::: Source information :::
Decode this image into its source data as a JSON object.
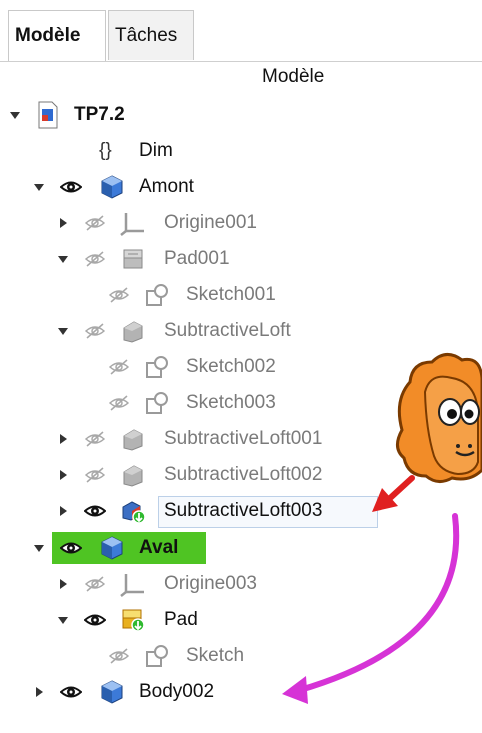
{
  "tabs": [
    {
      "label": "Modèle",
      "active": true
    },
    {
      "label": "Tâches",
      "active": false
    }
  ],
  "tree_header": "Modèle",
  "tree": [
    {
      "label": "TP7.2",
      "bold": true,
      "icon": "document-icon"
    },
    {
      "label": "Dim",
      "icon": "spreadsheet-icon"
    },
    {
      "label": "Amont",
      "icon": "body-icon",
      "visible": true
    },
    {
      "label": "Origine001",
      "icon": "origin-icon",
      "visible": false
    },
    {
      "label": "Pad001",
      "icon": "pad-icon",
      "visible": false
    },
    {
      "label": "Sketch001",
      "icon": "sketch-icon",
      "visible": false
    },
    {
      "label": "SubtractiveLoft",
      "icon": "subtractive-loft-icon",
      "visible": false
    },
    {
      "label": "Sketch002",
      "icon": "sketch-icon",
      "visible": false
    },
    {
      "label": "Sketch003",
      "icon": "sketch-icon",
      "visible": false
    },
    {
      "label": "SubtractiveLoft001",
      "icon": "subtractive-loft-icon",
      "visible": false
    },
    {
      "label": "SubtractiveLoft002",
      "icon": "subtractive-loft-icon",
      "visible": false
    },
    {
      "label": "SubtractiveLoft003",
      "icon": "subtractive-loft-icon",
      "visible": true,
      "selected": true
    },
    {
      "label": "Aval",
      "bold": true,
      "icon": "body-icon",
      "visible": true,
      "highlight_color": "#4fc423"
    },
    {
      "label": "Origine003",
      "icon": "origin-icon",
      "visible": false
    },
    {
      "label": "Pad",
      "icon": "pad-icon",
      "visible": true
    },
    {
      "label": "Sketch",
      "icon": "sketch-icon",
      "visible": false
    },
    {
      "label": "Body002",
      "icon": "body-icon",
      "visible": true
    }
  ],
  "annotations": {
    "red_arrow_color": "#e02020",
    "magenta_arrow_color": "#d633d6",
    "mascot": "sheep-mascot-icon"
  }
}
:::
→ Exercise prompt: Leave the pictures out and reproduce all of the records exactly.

→ Written response:
Decode this image into its source data as a JSON object.
{
  "tabs": [
    {
      "label": "Modèle",
      "active": true
    },
    {
      "label": "Tâches",
      "active": false
    }
  ],
  "tree_header": "Modèle",
  "tree": [
    {
      "label": "TP7.2",
      "bold": true,
      "icon": "document-icon"
    },
    {
      "label": "Dim",
      "icon": "spreadsheet-icon"
    },
    {
      "label": "Amont",
      "icon": "body-icon",
      "visible": true
    },
    {
      "label": "Origine001",
      "icon": "origin-icon",
      "visible": false
    },
    {
      "label": "Pad001",
      "icon": "pad-icon",
      "visible": false
    },
    {
      "label": "Sketch001",
      "icon": "sketch-icon",
      "visible": false
    },
    {
      "label": "SubtractiveLoft",
      "icon": "subtractive-loft-icon",
      "visible": false
    },
    {
      "label": "Sketch002",
      "icon": "sketch-icon",
      "visible": false
    },
    {
      "label": "Sketch003",
      "icon": "sketch-icon",
      "visible": false
    },
    {
      "label": "SubtractiveLoft001",
      "icon": "subtractive-loft-icon",
      "visible": false
    },
    {
      "label": "SubtractiveLoft002",
      "icon": "subtractive-loft-icon",
      "visible": false
    },
    {
      "label": "SubtractiveLoft003",
      "icon": "subtractive-loft-icon",
      "visible": true,
      "selected": true
    },
    {
      "label": "Aval",
      "bold": true,
      "icon": "body-icon",
      "visible": true,
      "highlight_color": "#4fc423"
    },
    {
      "label": "Origine003",
      "icon": "origin-icon",
      "visible": false
    },
    {
      "label": "Pad",
      "icon": "pad-icon",
      "visible": true
    },
    {
      "label": "Sketch",
      "icon": "sketch-icon",
      "visible": false
    },
    {
      "label": "Body002",
      "icon": "body-icon",
      "visible": true
    }
  ],
  "annotations": {
    "red_arrow_color": "#e02020",
    "magenta_arrow_color": "#d633d6",
    "mascot": "sheep-mascot-icon"
  }
}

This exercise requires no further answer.